Underground cities can be found all across the world, but one particular underground city has everything in it.
Located in present-day Turkey, the historical Cappadocia region has become a popular tourism destination for its unusual rock formations, unique historical relics, and cultural importance.
Cappadocia’s landscape is considerably one of the best things created by man and by nature, but underneath all that greatness is something more than just dirt, land, or rock. One may not expect that underneath Cappadocia lies a one-of-a-kind network of underground cities.
Derinkuyu is the most famous of them all because of its size and depth – it extends 60 meters into the ground and could accommodate 20,000 inhabitants. This ancient city dates back to the 7th century BC.
The early inhabitants of the underground city built it to save themselves from invasions and war. Ingenuity presented them with an opportunity to build a livable area where they could go unnoticed and where they could protect their possessions.
This city consists of 600 doors that lead to amazing and massive rooms, chambers, and facilities. The city could be closed entirely from the inside with large stone doors, and even each floor could be closed off separately. It was also methodically designed like a maze so to make navigating the city difficult for unfamiliar intruders.
Derinkuyu is open for visits but only allows tourists to see around 10-15% of the entire underground city.
Megan Romer is a Louisiana-based writer specializing in travel, food, music, and art. Megan’s writing has appeared in Thrillist, TimeOut, TripSavvy, Delish, No Depression Roots Music Journal, Louisiana Life Magazine, and more.

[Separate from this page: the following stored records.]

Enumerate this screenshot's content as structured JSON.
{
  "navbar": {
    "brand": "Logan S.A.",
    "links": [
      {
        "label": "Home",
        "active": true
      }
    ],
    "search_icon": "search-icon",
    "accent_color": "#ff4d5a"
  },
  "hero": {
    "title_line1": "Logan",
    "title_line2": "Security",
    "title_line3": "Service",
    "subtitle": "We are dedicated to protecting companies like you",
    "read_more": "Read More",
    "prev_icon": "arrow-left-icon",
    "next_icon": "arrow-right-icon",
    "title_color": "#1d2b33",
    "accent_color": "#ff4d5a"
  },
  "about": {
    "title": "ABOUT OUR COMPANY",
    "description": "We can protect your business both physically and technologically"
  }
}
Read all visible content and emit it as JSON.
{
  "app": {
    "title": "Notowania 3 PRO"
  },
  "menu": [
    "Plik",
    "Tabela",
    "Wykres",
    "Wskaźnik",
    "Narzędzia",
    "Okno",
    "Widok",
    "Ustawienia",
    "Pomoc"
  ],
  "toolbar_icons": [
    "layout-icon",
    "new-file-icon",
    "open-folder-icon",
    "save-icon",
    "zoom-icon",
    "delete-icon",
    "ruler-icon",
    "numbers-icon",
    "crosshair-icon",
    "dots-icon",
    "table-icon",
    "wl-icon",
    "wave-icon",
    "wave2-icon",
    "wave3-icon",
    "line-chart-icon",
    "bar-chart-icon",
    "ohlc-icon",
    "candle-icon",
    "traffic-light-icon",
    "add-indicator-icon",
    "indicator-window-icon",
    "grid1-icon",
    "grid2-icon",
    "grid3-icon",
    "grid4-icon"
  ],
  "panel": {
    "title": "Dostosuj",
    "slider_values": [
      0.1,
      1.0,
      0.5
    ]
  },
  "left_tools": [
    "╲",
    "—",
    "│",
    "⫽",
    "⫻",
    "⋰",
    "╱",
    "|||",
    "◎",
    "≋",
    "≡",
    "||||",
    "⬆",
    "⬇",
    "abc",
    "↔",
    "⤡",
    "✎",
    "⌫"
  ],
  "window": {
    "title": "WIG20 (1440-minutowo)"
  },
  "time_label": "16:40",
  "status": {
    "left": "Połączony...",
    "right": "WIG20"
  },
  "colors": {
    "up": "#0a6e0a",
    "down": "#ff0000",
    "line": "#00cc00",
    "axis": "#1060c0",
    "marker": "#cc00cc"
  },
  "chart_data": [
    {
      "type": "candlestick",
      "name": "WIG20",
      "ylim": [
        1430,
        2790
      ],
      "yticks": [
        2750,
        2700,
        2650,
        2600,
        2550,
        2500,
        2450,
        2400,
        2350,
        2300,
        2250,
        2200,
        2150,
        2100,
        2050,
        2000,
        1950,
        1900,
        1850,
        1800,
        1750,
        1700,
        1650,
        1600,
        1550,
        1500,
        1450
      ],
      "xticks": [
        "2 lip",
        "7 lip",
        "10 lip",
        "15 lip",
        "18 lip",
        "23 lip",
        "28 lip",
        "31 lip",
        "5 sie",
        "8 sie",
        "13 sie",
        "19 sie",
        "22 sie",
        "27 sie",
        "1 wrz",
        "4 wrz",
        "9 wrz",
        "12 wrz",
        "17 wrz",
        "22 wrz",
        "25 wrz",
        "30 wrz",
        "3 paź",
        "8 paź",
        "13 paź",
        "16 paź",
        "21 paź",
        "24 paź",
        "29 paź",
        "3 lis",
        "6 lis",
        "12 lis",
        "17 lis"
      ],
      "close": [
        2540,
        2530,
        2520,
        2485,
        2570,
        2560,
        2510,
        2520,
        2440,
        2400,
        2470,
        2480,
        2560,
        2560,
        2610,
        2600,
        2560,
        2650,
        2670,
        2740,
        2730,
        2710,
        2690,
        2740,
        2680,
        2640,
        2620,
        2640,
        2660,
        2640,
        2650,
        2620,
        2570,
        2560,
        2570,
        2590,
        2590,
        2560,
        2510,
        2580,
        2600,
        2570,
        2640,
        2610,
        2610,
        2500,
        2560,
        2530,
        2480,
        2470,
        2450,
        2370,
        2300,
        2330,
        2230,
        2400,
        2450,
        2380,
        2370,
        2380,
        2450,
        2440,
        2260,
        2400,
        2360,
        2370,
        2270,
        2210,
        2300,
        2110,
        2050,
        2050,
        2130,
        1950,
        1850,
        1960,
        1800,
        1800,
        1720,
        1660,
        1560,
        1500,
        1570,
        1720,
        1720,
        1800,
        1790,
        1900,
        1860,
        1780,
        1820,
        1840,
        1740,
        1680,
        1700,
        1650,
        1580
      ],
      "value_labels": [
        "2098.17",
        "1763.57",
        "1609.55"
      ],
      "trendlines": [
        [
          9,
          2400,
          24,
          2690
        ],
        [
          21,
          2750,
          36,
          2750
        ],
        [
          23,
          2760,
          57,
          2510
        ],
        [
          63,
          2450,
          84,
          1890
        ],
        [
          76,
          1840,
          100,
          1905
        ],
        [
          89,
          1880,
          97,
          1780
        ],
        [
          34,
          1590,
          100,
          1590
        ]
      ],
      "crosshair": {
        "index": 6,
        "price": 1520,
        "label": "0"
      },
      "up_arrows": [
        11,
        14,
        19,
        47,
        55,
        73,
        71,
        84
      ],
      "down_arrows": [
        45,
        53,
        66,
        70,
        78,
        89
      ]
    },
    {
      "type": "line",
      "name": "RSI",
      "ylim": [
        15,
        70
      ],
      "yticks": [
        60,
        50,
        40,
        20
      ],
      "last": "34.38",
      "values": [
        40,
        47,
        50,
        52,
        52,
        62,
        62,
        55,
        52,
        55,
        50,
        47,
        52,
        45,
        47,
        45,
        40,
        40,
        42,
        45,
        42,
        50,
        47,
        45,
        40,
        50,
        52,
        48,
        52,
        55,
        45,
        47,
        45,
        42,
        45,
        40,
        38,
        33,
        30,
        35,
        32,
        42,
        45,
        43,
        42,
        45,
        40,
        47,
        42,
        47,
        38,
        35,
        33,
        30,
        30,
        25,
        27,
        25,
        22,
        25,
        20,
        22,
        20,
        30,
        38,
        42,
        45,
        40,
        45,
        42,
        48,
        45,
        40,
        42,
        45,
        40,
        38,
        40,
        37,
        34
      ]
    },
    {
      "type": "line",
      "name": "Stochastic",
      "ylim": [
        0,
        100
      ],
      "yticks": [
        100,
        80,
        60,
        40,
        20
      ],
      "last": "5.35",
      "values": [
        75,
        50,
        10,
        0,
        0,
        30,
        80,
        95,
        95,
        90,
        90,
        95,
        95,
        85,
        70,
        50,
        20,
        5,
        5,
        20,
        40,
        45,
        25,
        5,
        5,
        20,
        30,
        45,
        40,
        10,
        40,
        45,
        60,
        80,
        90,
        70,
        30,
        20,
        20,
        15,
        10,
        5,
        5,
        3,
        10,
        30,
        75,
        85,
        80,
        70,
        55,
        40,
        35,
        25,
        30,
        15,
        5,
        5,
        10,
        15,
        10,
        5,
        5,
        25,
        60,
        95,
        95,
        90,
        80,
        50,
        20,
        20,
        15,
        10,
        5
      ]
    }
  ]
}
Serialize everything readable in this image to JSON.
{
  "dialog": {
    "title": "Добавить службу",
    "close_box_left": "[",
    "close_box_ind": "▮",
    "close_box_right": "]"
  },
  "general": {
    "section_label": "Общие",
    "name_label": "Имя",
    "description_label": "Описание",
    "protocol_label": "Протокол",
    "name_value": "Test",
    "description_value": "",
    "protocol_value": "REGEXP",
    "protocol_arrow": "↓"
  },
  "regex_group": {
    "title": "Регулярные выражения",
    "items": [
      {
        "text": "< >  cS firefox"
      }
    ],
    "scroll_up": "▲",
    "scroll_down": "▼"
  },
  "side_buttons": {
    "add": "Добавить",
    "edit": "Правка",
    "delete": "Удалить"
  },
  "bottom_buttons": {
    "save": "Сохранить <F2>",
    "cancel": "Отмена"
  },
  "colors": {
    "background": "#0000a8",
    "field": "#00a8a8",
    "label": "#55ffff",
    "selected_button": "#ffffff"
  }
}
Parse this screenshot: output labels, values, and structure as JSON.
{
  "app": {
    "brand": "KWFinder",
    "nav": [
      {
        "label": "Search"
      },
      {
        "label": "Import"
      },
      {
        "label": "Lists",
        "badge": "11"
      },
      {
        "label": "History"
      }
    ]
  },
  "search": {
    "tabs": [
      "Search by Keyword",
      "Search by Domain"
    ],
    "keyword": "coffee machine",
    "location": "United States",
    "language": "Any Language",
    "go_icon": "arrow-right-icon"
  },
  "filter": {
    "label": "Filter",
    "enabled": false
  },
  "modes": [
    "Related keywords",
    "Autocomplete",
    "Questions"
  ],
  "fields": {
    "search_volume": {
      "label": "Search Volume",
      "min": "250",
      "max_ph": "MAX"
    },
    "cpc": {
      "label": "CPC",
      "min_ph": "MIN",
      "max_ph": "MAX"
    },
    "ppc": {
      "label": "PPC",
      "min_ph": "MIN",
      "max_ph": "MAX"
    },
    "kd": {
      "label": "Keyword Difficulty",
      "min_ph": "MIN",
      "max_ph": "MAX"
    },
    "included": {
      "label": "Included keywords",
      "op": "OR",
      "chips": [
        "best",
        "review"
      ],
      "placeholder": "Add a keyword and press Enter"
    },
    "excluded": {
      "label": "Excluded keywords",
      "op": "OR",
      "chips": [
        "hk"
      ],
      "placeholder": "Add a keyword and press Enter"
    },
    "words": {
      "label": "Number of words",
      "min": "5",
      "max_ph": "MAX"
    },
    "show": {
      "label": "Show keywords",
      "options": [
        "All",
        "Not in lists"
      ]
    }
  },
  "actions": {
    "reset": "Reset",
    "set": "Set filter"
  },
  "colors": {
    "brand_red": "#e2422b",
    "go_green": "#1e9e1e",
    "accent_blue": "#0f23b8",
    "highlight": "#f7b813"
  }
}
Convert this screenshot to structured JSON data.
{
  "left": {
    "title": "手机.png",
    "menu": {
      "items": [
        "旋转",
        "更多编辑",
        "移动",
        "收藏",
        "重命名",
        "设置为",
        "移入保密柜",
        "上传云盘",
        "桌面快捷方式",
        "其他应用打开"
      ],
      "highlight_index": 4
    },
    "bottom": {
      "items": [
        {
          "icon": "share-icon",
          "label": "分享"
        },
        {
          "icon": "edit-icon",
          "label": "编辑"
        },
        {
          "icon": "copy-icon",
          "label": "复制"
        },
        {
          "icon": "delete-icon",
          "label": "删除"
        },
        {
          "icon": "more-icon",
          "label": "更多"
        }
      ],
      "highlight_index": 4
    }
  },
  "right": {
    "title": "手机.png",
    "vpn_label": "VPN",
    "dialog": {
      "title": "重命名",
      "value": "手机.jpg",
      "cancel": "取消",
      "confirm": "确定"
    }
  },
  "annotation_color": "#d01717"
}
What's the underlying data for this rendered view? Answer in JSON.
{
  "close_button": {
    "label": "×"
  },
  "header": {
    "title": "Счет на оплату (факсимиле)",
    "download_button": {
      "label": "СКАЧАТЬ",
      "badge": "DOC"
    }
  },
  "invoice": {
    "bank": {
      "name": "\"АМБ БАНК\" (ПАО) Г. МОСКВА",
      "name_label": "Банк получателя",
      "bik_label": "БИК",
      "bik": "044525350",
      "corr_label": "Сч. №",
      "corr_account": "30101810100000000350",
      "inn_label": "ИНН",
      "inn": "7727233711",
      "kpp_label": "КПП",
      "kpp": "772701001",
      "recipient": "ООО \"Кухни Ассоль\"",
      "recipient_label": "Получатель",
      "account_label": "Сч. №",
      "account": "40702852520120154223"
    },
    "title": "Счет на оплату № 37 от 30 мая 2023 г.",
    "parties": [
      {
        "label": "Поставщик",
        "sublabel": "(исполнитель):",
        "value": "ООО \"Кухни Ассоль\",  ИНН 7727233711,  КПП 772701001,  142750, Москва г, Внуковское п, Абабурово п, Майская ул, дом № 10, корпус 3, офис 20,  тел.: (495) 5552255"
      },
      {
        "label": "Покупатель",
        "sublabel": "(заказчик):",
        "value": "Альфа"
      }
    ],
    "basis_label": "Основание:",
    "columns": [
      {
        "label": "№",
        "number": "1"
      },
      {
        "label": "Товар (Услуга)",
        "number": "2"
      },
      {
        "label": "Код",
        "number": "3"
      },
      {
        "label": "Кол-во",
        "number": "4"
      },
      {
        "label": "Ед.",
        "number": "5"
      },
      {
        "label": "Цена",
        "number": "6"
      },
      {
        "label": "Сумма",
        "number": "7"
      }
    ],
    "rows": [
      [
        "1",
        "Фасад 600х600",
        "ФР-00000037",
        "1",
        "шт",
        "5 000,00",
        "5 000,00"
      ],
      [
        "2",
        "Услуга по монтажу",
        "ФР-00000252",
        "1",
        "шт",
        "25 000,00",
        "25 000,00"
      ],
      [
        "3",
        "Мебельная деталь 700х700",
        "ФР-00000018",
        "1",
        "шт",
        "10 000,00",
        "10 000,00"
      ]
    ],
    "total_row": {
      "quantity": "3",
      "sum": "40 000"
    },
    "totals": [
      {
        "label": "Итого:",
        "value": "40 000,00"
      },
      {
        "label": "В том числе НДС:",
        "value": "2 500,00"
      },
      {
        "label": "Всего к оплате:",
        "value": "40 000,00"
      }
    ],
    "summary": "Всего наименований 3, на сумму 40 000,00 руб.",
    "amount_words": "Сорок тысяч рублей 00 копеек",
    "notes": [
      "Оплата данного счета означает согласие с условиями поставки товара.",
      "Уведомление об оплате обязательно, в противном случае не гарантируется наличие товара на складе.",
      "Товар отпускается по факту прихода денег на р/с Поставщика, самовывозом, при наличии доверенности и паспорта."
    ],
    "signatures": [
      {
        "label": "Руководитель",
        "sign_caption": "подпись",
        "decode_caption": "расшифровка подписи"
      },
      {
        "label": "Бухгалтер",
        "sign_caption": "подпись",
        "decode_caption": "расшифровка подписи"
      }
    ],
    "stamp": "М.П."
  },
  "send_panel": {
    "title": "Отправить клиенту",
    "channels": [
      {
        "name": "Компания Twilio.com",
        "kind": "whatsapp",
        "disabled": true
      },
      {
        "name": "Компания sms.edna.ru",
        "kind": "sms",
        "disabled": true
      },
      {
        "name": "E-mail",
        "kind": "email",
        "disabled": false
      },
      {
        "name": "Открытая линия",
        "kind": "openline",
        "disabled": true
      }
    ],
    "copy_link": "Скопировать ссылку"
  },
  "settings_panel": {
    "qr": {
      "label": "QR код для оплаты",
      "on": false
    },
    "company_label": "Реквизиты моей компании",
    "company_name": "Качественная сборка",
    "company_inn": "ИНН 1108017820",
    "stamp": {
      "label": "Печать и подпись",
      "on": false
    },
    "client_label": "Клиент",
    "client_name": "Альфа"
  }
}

When she’s not writing, she’s singing, cooking, and beating her 9-year-old son at video games.